Afghan firemen gather to inspect the debris at the site of a blast in the heart of the capital. i i

Afghan firemen gather to inspect the debris at the site of a blast in the heart of the capital, Kabul, on Friday. The Taliban have taken responsibility for the attack. Massoud Hossaini/AFP/Getty Images hide caption

itoggle caption Massoud Hossaini/AFP/Getty Images
Afghan firemen gather to inspect the debris at the site of a blast in the heart of the capital.

Afghan firemen gather to inspect the debris at the site of a blast in the heart of the capital, Kabul, on Friday. The Taliban have taken responsibility for the attack.

Massoud Hossaini/AFP/Getty Images

NPR's Soraya Sarhaddi Nelson was staying at a nearby hotel, where she was shaken from sleep.

"At about 6:40 this morning, there was a large explosion, and we could see the plume of smoke from our compound. Right afterward, gunfire erupted," Nelson reported.

She said the first explosion, a car bomb, detonated in front of a guesthouse used by Indian nationals, leveling it and blowing out windows in a nearby hotel and mall.

Shortly after, a militant wearing a vest with explosives and a gunman struck a second, Indian guesthouse nearby. The bomber detonated and the last militant exchanged gunfire with police for more than two hours before he was killed.

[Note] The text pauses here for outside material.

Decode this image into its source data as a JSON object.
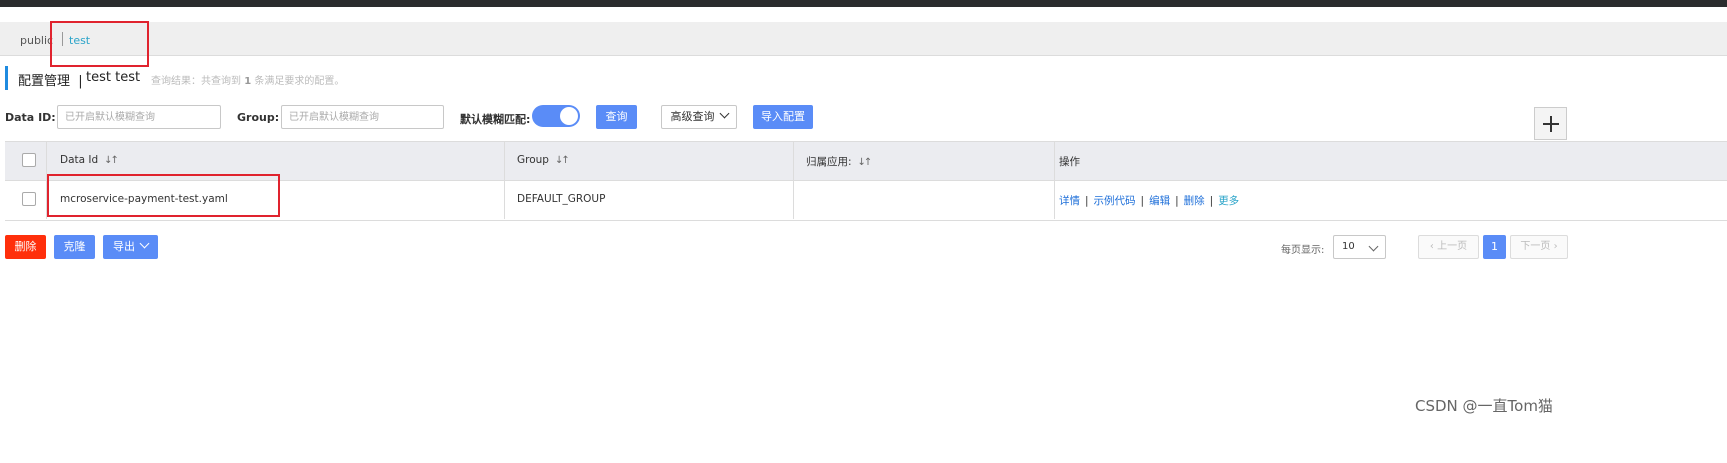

Heard On 'Morning Edition':

At least 17 people were killed and 32 wounded, said Abdul Ghafar Sayedzada, head of criminal investigation for the Kabul police. He said three Afghan policemen were killed and that most of the dead were Indians. An Italian national staying at the second guesthouse was killed while trying to help police find the gunman.

A Taliban spokesman said five suicide bombers carried out the four-hour assault.

Nelson said the attacks may have been meant to show the Taliban insurgency is still "alive and functioning" even though more than two dozen senior and mid-level militia figures have been killed or captured in neighboring Pakistan in recent weeks.

Afghan President Hamid Karzai said officials will conduct a thorough investigation.

"Today's suicide attack took place in our residential complex," Dr. Surbod Sanjiv Paul of India said at a military hospital, where his wounded foot was bandaged.

Paul said he was holed up in his bathroom for three hours inside one of the small hotels when it came under attack. "When I was coming out, I found two or three dead bodies. When firing was going on, the first car bomb exploded and the full roof came on my head," he said.

The attacks in Kabul came as thousands of U.S. and Afghan troops entered the second week of a major offensive in the town of Marjah, a Taliban stronghold in southern Afghanistan. NATO said one service member was killed Friday by a roadside bomb, bringing to 14 the number of troops who have died in the operation in Helmand province.

NPR's Scott Neuman and The Associated Press contributed to the report

Comments

 

Please keep your community civil. All comments must follow the NPR.org Community rules and terms of use, and will be moderated prior to posting. NPR reserves the right to use the comments we receive, in whole or in part, and to use the commenter's name and location, in any medium. See also the Terms of Use, Privacy Policy and Community FAQ.